“Thanks to the farsighted acquisitions of the art dealer and collector Paul Guillaume, the Musée de l'Orangerie has an outstanding collection of Chaïm Soutine’s works today. It is the biggest collection in the world along with the collection of the Barnes Foundation in Philadelphia. It is therefore no surprise that The Pushkin Museum joined forces with the Musée d’Orsay and the Musée de l’Orangerie to hold the first large-scale exhibition of the artist’s work in Russia. The result of this cooperation is the exclusive loan of 20 works from the Musée de l’Orangerie to the exhibition and the joint work of curators from our two museums,” noted Laurence des Cars, Director of the Musée d’Orsay, in her preface to the exhibition catalogue.
The exhibition includes over 60 works: paintings by Soutine himself, canvases by old masters that influenced him, and works by contemporary artists that were inspired by his art.

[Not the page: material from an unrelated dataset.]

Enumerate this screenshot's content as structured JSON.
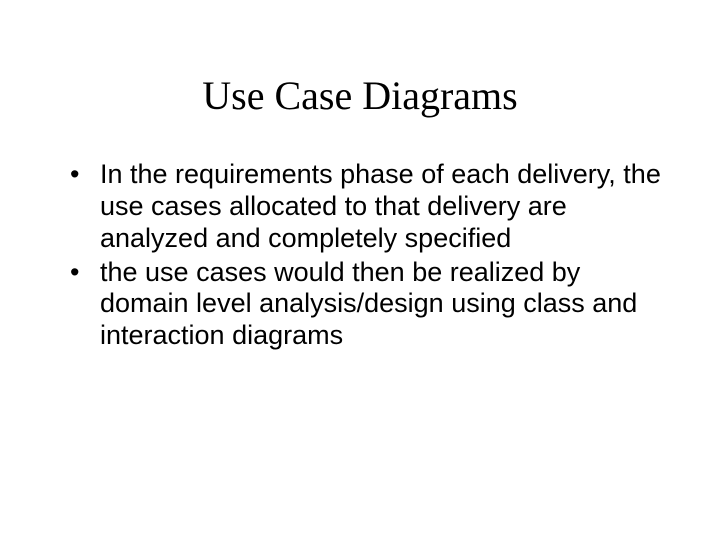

Russian viewers will get to see masterpieces of classical, modern and contemporary art from such major French museums as the Musée de l’Orangerie, the Centre Pompidou, the Musée d'Art Moderne de la Ville de Paris, the Louvre and the Musée de Picardie. The exhibition also includes works from the Beyeler Foundation in Switzerland with an early abstract painting by Mark Rothko and a 1969 painting by Francis Bacon and the Tate Gallery in England with paintings by the outstanding contemporary British artist Frank Auerbach. In addition, it presents over 20 works from first-rate Russian private collections, some of which are quite well known: “Carcass of Beef” (1924), “Siesta” (1934), “Woman Entering the Water” (ca. 1931) and “Chicken Hanging against a Brick Wall” (ca. 1927).
Taking up several rooms of the Main Building of The Pushkin State Museum of Fine Arts, the exhibition consists of three sections: Portrait, Still Life, and Landscape. In each section, visitors will see paintings by Soutine himself, canvases by old masters, and works by outstanding contemporary artists.
A catalogue raisonné has been published for the exhibition. Original articles for the catalogue were written by Claire Bernardi (joint curator of the exhibition “Chaïm Soutine. Retrospective”), Sophie Krebs (chief curator of the Musée d'Art Moderne de la Ville de Paris), and Sylvie Patry (chief curator of the Barnes Foundation during the preparation of the exhibition and currently chief curator of the Musée d’Orsay).
A major educational programme will accompany the exhibition.
Visitors can use a free audio guide that is available on the IZI.travel application.
Claire Bernardi, curator at the Musée d’Orsay
Suria Sadekova, Head of the Department of Educational and Exhibition Projects, The Pushkin State Museum of Fine Arts